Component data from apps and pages
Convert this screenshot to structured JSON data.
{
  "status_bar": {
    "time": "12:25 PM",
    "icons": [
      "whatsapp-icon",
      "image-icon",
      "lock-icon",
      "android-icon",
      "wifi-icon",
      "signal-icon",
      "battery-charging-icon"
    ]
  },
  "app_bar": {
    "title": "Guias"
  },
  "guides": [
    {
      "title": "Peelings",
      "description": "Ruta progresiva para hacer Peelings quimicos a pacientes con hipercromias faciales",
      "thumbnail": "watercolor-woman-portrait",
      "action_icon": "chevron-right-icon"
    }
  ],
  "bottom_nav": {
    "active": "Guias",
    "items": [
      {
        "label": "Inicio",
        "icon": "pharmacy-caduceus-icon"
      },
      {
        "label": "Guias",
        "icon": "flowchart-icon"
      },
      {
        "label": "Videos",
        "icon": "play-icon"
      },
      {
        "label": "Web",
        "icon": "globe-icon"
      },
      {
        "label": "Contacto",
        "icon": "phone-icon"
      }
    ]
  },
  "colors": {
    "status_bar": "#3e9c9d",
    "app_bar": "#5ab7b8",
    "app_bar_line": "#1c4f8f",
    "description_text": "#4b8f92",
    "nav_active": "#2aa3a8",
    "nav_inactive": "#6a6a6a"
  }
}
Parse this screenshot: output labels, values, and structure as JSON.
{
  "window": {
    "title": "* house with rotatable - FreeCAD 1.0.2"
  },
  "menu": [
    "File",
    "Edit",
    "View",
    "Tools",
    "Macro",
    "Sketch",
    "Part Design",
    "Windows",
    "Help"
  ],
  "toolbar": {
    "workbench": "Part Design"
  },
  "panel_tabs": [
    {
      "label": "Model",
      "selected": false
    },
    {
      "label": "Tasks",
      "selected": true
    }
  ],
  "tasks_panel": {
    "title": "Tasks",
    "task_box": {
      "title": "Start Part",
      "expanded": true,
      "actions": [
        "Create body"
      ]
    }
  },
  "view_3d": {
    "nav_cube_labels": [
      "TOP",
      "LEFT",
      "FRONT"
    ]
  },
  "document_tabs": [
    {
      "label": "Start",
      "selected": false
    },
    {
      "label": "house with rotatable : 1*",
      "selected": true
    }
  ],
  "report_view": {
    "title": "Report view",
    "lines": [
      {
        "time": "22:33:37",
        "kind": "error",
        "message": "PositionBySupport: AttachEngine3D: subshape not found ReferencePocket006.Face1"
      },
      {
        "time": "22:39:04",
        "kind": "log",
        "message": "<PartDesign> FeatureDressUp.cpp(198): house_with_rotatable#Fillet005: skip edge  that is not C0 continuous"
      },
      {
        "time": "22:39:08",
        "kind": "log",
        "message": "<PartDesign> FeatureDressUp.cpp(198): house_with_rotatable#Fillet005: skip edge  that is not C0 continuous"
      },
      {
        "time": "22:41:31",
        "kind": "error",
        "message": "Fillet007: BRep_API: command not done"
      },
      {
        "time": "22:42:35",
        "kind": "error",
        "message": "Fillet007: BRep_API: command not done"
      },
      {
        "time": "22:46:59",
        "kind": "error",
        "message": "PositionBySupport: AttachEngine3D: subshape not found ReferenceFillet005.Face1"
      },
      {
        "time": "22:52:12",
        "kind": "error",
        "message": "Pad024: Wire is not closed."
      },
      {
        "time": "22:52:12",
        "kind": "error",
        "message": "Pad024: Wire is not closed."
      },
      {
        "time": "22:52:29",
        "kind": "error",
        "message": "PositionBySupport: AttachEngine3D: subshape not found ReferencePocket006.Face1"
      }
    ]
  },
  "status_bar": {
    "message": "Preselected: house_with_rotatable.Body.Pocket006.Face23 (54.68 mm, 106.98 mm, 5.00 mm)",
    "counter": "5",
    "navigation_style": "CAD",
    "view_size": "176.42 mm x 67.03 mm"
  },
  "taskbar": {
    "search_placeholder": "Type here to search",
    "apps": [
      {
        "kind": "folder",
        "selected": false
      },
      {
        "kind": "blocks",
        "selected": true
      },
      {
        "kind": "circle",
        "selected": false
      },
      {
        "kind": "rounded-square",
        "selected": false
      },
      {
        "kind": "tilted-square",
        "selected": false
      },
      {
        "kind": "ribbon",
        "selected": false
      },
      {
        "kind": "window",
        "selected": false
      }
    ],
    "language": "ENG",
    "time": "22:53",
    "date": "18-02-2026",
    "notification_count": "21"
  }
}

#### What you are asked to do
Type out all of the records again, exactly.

#### Your solution
Convert this screenshot to structured JSON data.
{
  "status_bar": {
    "time": "12:25 PM",
    "icons": [
      "whatsapp-icon",
      "image-icon",
      "lock-icon",
      "android-icon",
      "wifi-icon",
      "signal-icon",
      "battery-charging-icon"
    ]
  },
  "app_bar": {
    "title": "Guias"
  },
  "guides": [
    {
      "title": "Peelings",
      "description": "Ruta progresiva para hacer Peelings quimicos a pacientes con hipercromias faciales",
      "thumbnail": "watercolor-woman-portrait",
      "action_icon": "chevron-right-icon"
    }
  ],
  "bottom_nav": {
    "active": "Guias",
    "items": [
      {
        "label": "Inicio",
        "icon": "pharmacy-caduceus-icon"
      },
      {
        "label": "Guias",
        "icon": "flowchart-icon"
      },
      {
        "label": "Videos",
        "icon": "play-icon"
      },
      {
        "label": "Web",
        "icon": "globe-icon"
      },
      {
        "label": "Contacto",
        "icon": "phone-icon"
      }
    ]
  },
  "colors": {
    "status_bar": "#3e9c9d",
    "app_bar": "#5ab7b8",
    "app_bar_line": "#1c4f8f",
    "description_text": "#4b8f92",
    "nav_active": "#2aa3a8",
    "nav_inactive": "#6a6a6a"
  }
}
Parse this screenshot: output labels, values, and structure as JSON.
{
  "window": {
    "title": "* house with rotatable - FreeCAD 1.0.2"
  },
  "menu": [
    "File",
    "Edit",
    "View",
    "Tools",
    "Macro",
    "Sketch",
    "Part Design",
    "Windows",
    "Help"
  ],
  "toolbar": {
    "workbench": "Part Design"
  },
  "panel_tabs": [
    {
      "label": "Model",
      "selected": false
    },
    {
      "label": "Tasks",
      "selected": true
    }
  ],
  "tasks_panel": {
    "title": "Tasks",
    "task_box": {
      "title": "Start Part",
      "expanded": true,
      "actions": [
        "Create body"
      ]
    }
  },
  "view_3d": {
    "nav_cube_labels": [
      "TOP",
      "LEFT",
      "FRONT"
    ]
  },
  "document_tabs": [
    {
      "label": "Start",
      "selected": false
    },
    {
      "label": "house with rotatable : 1*",
      "selected": true
    }
  ],
  "report_view": {
    "title": "Report view",
    "lines": [
      {
        "time": "22:33:37",
        "kind": "error",
        "message": "PositionBySupport: AttachEngine3D: subshape not found ReferencePocket006.Face1"
      },
      {
        "time": "22:39:04",
        "kind": "log",
        "message": "<PartDesign> FeatureDressUp.cpp(198): house_with_rotatable#Fillet005: skip edge  that is not C0 continuous"
      },
      {
        "time": "22:39:08",
        "kind": "log",
        "message": "<PartDesign> FeatureDressUp.cpp(198): house_with_rotatable#Fillet005: skip edge  that is not C0 continuous"
      },
      {
        "time": "22:41:31",
        "kind": "error",
        "message": "Fillet007: BRep_API: command not done"
      },
      {
        "time": "22:42:35",
        "kind": "error",
        "message": "Fillet007: BRep_API: command not done"
      },
      {
        "time": "22:46:59",
        "kind": "error",
        "message": "PositionBySupport: AttachEngine3D: subshape not found ReferenceFillet005.Face1"
      },
      {
        "time": "22:52:12",
        "kind": "error",
        "message": "Pad024: Wire is not closed."
      },
      {
        "time": "22:52:12",
        "kind": "error",
        "message": "Pad024: Wire is not closed."
      },
      {
        "time": "22:52:29",
        "kind": "error",
        "message": "PositionBySupport: AttachEngine3D: subshape not found ReferencePocket006.Face1"
      }
    ]
  },
  "status_bar": {
    "message": "Preselected: house_with_rotatable.Body.Pocket006.Face23 (54.68 mm, 106.98 mm, 5.00 mm)",
    "counter": "5",
    "navigation_style": "CAD",
    "view_size": "176.42 mm x 67.03 mm"
  },
  "taskbar": {
    "search_placeholder": "Type here to search",
    "apps": [
      {
        "kind": "folder",
        "selected": false
      },
      {
        "kind": "blocks",
        "selected": true
      },
      {
        "kind": "circle",
        "selected": false
      },
      {
        "kind": "rounded-square",
        "selected": false
      },
      {
        "kind": "tilted-square",
        "selected": false
      },
      {
        "kind": "ribbon",
        "selected": false
      },
      {
        "kind": "window",
        "selected": false
      }
    ],
    "language": "ENG",
    "time": "22:53",
    "date": "18-02-2026",
    "notification_count": "21"
  }
}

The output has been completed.